- WHAT TO WORK ON: Please give back each entry below unaltered, leaving the pictures out.

Saved data entries:
╭──

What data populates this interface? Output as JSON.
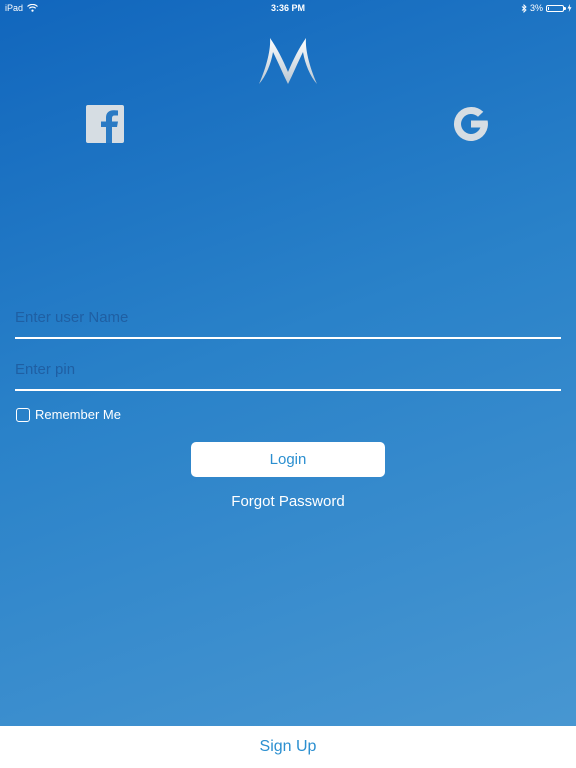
{
  "status_bar": {
    "device": "iPad",
    "time": "3:36 PM",
    "battery": "3%",
    "battery_level_percent": 3
  },
  "icons": {
    "logo": "m-logo-icon",
    "facebook": "facebook-icon",
    "google": "google-icon",
    "wifi": "wifi-icon",
    "bluetooth": "bluetooth-icon",
    "charging": "charging-bolt-icon"
  },
  "form": {
    "username_placeholder": "Enter user Name",
    "username_value": "",
    "pin_placeholder": "Enter pin",
    "pin_value": "",
    "remember_label": "Remember Me",
    "remember_checked": false,
    "login_label": "Login",
    "forgot_label": "Forgot Password"
  },
  "footer": {
    "signup_label": "Sign Up"
  },
  "colors": {
    "background_start": "#1166bd",
    "background_end": "#4a98d2",
    "accent": "#2b8fd0",
    "placeholder": "#1f5fa3",
    "white": "#ffffff"
  }
}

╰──

- ANSWER:
What data populates this interface? Output as JSON.
{
  "status_bar": {
    "device": "iPad",
    "time": "3:36 PM",
    "battery": "3%",
    "battery_level_percent": 3
  },
  "icons": {
    "logo": "m-logo-icon",
    "facebook": "facebook-icon",
    "google": "google-icon",
    "wifi": "wifi-icon",
    "bluetooth": "bluetooth-icon",
    "charging": "charging-bolt-icon"
  },
  "form": {
    "username_placeholder": "Enter user Name",
    "username_value": "",
    "pin_placeholder": "Enter pin",
    "pin_value": "",
    "remember_label": "Remember Me",
    "remember_checked": false,
    "login_label": "Login",
    "forgot_label": "Forgot Password"
  },
  "footer": {
    "signup_label": "Sign Up"
  },
  "colors": {
    "background_start": "#1166bd",
    "background_end": "#4a98d2",
    "accent": "#2b8fd0",
    "placeholder": "#1f5fa3",
    "white": "#ffffff"
  }
}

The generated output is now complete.